__DIRECTIONS FOR THIS TASK__. Please retype the data in full, exactly as given.

┌──

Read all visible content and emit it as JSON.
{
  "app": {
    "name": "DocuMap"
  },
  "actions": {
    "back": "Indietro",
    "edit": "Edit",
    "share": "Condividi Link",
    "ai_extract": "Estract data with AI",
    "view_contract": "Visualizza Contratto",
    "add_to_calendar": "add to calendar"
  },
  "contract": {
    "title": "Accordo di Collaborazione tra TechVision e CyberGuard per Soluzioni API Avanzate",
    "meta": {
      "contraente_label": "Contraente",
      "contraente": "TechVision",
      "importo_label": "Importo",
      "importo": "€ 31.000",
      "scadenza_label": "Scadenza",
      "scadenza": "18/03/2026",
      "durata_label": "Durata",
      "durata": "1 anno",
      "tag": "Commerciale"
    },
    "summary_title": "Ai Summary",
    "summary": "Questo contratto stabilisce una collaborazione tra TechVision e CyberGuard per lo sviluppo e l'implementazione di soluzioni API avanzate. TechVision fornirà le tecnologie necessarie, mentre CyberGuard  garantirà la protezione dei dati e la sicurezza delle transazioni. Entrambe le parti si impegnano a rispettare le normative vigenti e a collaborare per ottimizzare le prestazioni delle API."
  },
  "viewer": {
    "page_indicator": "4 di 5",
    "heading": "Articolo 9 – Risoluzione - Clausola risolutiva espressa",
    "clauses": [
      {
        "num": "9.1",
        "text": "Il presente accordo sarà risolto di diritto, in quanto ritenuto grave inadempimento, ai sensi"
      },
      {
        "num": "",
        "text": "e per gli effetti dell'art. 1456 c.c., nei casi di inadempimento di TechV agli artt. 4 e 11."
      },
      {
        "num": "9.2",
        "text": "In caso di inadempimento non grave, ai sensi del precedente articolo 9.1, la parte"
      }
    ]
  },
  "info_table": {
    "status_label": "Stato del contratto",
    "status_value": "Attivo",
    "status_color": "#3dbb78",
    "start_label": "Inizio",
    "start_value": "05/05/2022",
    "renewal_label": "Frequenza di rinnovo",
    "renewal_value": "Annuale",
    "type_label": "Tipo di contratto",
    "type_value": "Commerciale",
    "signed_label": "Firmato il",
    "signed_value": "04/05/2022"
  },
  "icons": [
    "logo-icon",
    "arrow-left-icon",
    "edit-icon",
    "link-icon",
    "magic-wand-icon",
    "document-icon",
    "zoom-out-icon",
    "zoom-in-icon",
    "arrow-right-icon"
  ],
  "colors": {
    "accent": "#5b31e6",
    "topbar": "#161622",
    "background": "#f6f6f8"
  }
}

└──

__RESULT OF THIS EXERCISE__.
Read all visible content and emit it as JSON.
{
  "app": {
    "name": "DocuMap"
  },
  "actions": {
    "back": "Indietro",
    "edit": "Edit",
    "share": "Condividi Link",
    "ai_extract": "Estract data with AI",
    "view_contract": "Visualizza Contratto",
    "add_to_calendar": "add to calendar"
  },
  "contract": {
    "title": "Accordo di Collaborazione tra TechVision e CyberGuard per Soluzioni API Avanzate",
    "meta": {
      "contraente_label": "Contraente",
      "contraente": "TechVision",
      "importo_label": "Importo",
      "importo": "€ 31.000",
      "scadenza_label": "Scadenza",
      "scadenza": "18/03/2026",
      "durata_label": "Durata",
      "durata": "1 anno",
      "tag": "Commerciale"
    },
    "summary_title": "Ai Summary",
    "summary": "Questo contratto stabilisce una collaborazione tra TechVision e CyberGuard per lo sviluppo e l'implementazione di soluzioni API avanzate. TechVision fornirà le tecnologie necessarie, mentre CyberGuard  garantirà la protezione dei dati e la sicurezza delle transazioni. Entrambe le parti si impegnano a rispettare le normative vigenti e a collaborare per ottimizzare le prestazioni delle API."
  },
  "viewer": {
    "page_indicator": "4 di 5",
    "heading": "Articolo 9 – Risoluzione - Clausola risolutiva espressa",
    "clauses": [
      {
        "num": "9.1",
        "text": "Il presente accordo sarà risolto di diritto, in quanto ritenuto grave inadempimento, ai sensi"
      },
      {
        "num": "",
        "text": "e per gli effetti dell'art. 1456 c.c., nei casi di inadempimento di TechV agli artt. 4 e 11."
      },
      {
        "num": "9.2",
        "text": "In caso di inadempimento non grave, ai sensi del precedente articolo 9.1, la parte"
      }
    ]
  },
  "info_table": {
    "status_label": "Stato del contratto",
    "status_value": "Attivo",
    "status_color": "#3dbb78",
    "start_label": "Inizio",
    "start_value": "05/05/2022",
    "renewal_label": "Frequenza di rinnovo",
    "renewal_value": "Annuale",
    "type_label": "Tipo di contratto",
    "type_value": "Commerciale",
    "signed_label": "Firmato il",
    "signed_value": "04/05/2022"
  },
  "icons": [
    "logo-icon",
    "arrow-left-icon",
    "edit-icon",
    "link-icon",
    "magic-wand-icon",
    "document-icon",
    "zoom-out-icon",
    "zoom-in-icon",
    "arrow-right-icon"
  ],
  "colors": {
    "accent": "#5b31e6",
    "topbar": "#161622",
    "background": "#f6f6f8"
  }
}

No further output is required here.